[TASK INPUTS — start]

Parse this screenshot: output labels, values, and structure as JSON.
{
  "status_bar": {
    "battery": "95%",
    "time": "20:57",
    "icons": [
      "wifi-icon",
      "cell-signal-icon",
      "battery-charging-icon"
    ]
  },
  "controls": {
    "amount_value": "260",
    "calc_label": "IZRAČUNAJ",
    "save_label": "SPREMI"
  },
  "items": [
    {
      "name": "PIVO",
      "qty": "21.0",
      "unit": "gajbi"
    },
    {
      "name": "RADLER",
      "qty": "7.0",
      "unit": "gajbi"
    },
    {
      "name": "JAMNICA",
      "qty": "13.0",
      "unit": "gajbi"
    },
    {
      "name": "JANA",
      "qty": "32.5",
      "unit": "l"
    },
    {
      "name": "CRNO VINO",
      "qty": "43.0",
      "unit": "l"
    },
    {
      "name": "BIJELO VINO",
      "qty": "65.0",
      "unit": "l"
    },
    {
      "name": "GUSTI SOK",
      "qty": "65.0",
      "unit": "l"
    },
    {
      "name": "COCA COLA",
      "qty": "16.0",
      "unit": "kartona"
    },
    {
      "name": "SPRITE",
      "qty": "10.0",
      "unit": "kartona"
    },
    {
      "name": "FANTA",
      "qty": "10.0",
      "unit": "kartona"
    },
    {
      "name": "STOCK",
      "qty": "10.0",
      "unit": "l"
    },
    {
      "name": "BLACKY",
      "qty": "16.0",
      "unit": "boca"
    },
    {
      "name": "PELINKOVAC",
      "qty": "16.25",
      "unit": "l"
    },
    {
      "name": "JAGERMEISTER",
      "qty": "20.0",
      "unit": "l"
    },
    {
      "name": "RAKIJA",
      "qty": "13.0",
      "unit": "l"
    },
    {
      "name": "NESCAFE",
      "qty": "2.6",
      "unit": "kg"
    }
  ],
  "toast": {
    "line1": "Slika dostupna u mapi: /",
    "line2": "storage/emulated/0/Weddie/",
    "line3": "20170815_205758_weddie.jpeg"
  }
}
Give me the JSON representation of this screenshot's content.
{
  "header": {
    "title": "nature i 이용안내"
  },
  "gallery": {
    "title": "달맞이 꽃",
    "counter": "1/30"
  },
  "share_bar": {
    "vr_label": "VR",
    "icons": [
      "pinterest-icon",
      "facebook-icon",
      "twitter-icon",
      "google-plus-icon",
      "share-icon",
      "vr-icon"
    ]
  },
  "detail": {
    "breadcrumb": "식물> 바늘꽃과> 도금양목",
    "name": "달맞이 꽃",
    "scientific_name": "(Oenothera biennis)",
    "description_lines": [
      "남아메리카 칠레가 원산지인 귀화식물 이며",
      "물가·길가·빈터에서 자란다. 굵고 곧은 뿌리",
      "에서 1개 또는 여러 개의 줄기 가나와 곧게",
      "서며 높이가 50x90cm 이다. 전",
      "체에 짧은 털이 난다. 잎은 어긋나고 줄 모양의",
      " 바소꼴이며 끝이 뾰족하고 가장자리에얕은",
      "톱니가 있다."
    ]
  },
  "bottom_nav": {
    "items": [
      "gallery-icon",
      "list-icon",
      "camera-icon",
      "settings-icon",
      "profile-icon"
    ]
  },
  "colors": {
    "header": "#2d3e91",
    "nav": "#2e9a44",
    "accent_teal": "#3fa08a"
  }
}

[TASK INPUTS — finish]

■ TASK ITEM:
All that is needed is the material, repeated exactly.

■ OUTPUT:
Parse this screenshot: output labels, values, and structure as JSON.
{
  "status_bar": {
    "battery": "95%",
    "time": "20:57",
    "icons": [
      "wifi-icon",
      "cell-signal-icon",
      "battery-charging-icon"
    ]
  },
  "controls": {
    "amount_value": "260",
    "calc_label": "IZRAČUNAJ",
    "save_label": "SPREMI"
  },
  "items": [
    {
      "name": "PIVO",
      "qty": "21.0",
      "unit": "gajbi"
    },
    {
      "name": "RADLER",
      "qty": "7.0",
      "unit": "gajbi"
    },
    {
      "name": "JAMNICA",
      "qty": "13.0",
      "unit": "gajbi"
    },
    {
      "name": "JANA",
      "qty": "32.5",
      "unit": "l"
    },
    {
      "name": "CRNO VINO",
      "qty": "43.0",
      "unit": "l"
    },
    {
      "name": "BIJELO VINO",
      "qty": "65.0",
      "unit": "l"
    },
    {
      "name": "GUSTI SOK",
      "qty": "65.0",
      "unit": "l"
    },
    {
      "name": "COCA COLA",
      "qty": "16.0",
      "unit": "kartona"
    },
    {
      "name": "SPRITE",
      "qty": "10.0",
      "unit": "kartona"
    },
    {
      "name": "FANTA",
      "qty": "10.0",
      "unit": "kartona"
    },
    {
      "name": "STOCK",
      "qty": "10.0",
      "unit": "l"
    },
    {
      "name": "BLACKY",
      "qty": "16.0",
      "unit": "boca"
    },
    {
      "name": "PELINKOVAC",
      "qty": "16.25",
      "unit": "l"
    },
    {
      "name": "JAGERMEISTER",
      "qty": "20.0",
      "unit": "l"
    },
    {
      "name": "RAKIJA",
      "qty": "13.0",
      "unit": "l"
    },
    {
      "name": "NESCAFE",
      "qty": "2.6",
      "unit": "kg"
    }
  ],
  "toast": {
    "line1": "Slika dostupna u mapi: /",
    "line2": "storage/emulated/0/Weddie/",
    "line3": "20170815_205758_weddie.jpeg"
  }
}
Give me the JSON representation of this screenshot's content.
{
  "header": {
    "title": "nature i 이용안내"
  },
  "gallery": {
    "title": "달맞이 꽃",
    "counter": "1/30"
  },
  "share_bar": {
    "vr_label": "VR",
    "icons": [
      "pinterest-icon",
      "facebook-icon",
      "twitter-icon",
      "google-plus-icon",
      "share-icon",
      "vr-icon"
    ]
  },
  "detail": {
    "breadcrumb": "식물> 바늘꽃과> 도금양목",
    "name": "달맞이 꽃",
    "scientific_name": "(Oenothera biennis)",
    "description_lines": [
      "남아메리카 칠레가 원산지인 귀화식물 이며",
      "물가·길가·빈터에서 자란다. 굵고 곧은 뿌리",
      "에서 1개 또는 여러 개의 줄기 가나와 곧게",
      "서며 높이가 50x90cm 이다. 전",
      "체에 짧은 털이 난다. 잎은 어긋나고 줄 모양의",
      " 바소꼴이며 끝이 뾰족하고 가장자리에얕은",
      "톱니가 있다."
    ]
  },
  "bottom_nav": {
    "items": [
      "gallery-icon",
      "list-icon",
      "camera-icon",
      "settings-icon",
      "profile-icon"
    ]
  },
  "colors": {
    "header": "#2d3e91",
    "nav": "#2e9a44",
    "accent_teal": "#3fa08a"
  }
}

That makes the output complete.